During the past years, TTA have evolved their MidiFlat transplanter to be able to transplant plants from Tissue Culture. Part of this evolution was to develop a special tray holder for exact positioning of the trays. Also the standard TTA plant gripper design has been adapted in order to pick up the delicate and young plant material. Various models are available like blades, 3 holders, 2 holders, etc. The pick & place unit accommodates a feature to hold up the gripper pin system upon picking up of the plants. This prevents the gripper feet from sliding down and losing plants to early because of gravity. Transplanting often works in combination with a pusher pin system from below, which assists during extraction of the plants from the tray. Since some plants have a very limited number of roots, the movement of extracting the plants from the tray is very sensitive. Some species need a lateral movement side along the row of the tray in order to separate the plants in the plant grippers from those which are still in the tray or to prevent the plants from being pulled out of the agar. The MidiFlat transplanter allows for this movement, right upon picking up from the tray or at a later moment. This opens up a larger window of possibilities to work with plant species which have more tangled leaves. Therefore the lateral movement of the plant grippers are a useful part of the total solution. Another special feature which has been activated is the option to push the plants down in the receiving plug right after transplanting into larger plugs with regular growing substrate. Usually, plugs being placed in bigger plugs like to come up after transplanting. With the additional rear sliding movement upon transplanting, this problem can be avoided, however for the behavior of the plugs no correction was available. TTA programed their MidiFlat in such a way that upon transplanting the possibility was made to push the plugs down another time. Generally, transplanting plants WITH the agar is different from transplanting the plants without the agar in such a way that when the agar joins the plants into the receiving plug, tray or pot, the plants have more time to develop a root system which is suitable for the regular growing substrate. During the transition time, the remaining water in the agar plug helps the plants to survive through the old rooting system of the plant.

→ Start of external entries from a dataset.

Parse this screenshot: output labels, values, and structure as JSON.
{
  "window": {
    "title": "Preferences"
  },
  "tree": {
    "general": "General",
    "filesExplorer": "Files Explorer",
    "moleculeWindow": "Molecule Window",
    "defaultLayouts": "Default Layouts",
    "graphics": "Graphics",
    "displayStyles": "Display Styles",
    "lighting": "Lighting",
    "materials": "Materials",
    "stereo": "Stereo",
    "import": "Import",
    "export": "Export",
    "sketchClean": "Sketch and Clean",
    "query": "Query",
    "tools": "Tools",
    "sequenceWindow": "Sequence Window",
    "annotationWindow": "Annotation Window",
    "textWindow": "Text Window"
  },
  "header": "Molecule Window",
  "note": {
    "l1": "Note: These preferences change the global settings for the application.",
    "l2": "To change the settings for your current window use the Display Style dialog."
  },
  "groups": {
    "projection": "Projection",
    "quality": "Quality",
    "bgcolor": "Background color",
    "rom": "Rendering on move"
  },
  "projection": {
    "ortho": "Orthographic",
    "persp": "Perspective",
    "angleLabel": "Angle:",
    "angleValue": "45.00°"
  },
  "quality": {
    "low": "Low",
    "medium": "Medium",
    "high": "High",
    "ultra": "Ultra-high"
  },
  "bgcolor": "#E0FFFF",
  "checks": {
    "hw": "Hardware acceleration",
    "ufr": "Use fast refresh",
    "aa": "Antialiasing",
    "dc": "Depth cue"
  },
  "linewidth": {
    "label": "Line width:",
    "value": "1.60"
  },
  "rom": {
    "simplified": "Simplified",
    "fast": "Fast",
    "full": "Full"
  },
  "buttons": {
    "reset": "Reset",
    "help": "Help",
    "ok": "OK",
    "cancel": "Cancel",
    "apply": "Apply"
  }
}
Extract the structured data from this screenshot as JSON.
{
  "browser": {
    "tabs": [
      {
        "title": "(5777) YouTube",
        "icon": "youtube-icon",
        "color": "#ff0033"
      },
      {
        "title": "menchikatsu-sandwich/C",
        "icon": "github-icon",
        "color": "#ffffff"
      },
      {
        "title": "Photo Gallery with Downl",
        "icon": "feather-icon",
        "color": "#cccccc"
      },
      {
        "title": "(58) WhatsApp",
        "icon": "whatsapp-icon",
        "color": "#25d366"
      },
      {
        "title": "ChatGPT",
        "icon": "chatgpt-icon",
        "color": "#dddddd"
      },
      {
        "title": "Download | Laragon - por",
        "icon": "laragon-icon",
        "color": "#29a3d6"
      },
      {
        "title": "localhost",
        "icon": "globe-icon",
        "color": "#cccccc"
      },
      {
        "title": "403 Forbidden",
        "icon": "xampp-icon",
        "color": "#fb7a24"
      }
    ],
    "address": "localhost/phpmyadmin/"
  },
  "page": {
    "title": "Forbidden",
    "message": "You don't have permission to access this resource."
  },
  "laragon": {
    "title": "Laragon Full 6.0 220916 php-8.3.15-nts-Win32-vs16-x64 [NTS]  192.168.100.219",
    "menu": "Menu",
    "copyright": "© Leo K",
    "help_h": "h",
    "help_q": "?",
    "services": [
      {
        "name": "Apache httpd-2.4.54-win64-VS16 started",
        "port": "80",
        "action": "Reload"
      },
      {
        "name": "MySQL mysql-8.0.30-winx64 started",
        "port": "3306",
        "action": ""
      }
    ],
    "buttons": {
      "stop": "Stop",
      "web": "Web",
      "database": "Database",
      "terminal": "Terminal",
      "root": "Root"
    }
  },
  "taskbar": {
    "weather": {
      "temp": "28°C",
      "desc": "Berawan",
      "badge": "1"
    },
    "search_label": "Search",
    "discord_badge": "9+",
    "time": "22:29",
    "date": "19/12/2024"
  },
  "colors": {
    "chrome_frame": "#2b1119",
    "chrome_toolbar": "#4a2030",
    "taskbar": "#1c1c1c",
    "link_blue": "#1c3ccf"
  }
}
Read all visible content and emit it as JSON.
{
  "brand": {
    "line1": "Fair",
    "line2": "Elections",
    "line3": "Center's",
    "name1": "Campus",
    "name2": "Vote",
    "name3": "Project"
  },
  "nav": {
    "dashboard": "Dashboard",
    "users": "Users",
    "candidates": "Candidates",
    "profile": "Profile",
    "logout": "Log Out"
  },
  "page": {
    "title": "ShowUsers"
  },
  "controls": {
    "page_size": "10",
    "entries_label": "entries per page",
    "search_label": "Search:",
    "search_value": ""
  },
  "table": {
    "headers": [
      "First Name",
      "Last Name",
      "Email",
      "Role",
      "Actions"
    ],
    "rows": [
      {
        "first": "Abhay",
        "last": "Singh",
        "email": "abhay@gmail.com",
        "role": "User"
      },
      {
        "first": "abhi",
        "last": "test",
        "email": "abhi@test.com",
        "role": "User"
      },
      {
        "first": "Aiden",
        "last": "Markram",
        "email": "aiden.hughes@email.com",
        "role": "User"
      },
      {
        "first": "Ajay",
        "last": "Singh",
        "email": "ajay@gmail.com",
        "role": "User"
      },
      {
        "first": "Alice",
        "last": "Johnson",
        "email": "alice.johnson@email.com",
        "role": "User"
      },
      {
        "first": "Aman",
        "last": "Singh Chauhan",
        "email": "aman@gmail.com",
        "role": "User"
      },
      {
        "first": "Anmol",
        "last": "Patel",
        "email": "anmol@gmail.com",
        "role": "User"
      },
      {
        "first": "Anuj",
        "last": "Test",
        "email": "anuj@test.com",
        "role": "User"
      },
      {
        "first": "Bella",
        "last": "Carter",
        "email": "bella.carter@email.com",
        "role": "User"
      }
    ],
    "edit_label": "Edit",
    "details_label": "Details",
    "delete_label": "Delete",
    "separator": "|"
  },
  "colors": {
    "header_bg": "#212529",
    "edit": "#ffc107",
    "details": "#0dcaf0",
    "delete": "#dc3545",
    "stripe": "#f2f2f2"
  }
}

A large number of plant species with various tray systems have now been successfully tested. As a result of this, labor costs have been considerably reduced and the transplant quality greatly improved. On top of this we did also adapt our FlexSorter for this system! An unique transplanter which combines transplanting and selection to 2 or 3 different gradings.For more information about this press release, please contact Bram Verschoor at firstname.lastname@example.org.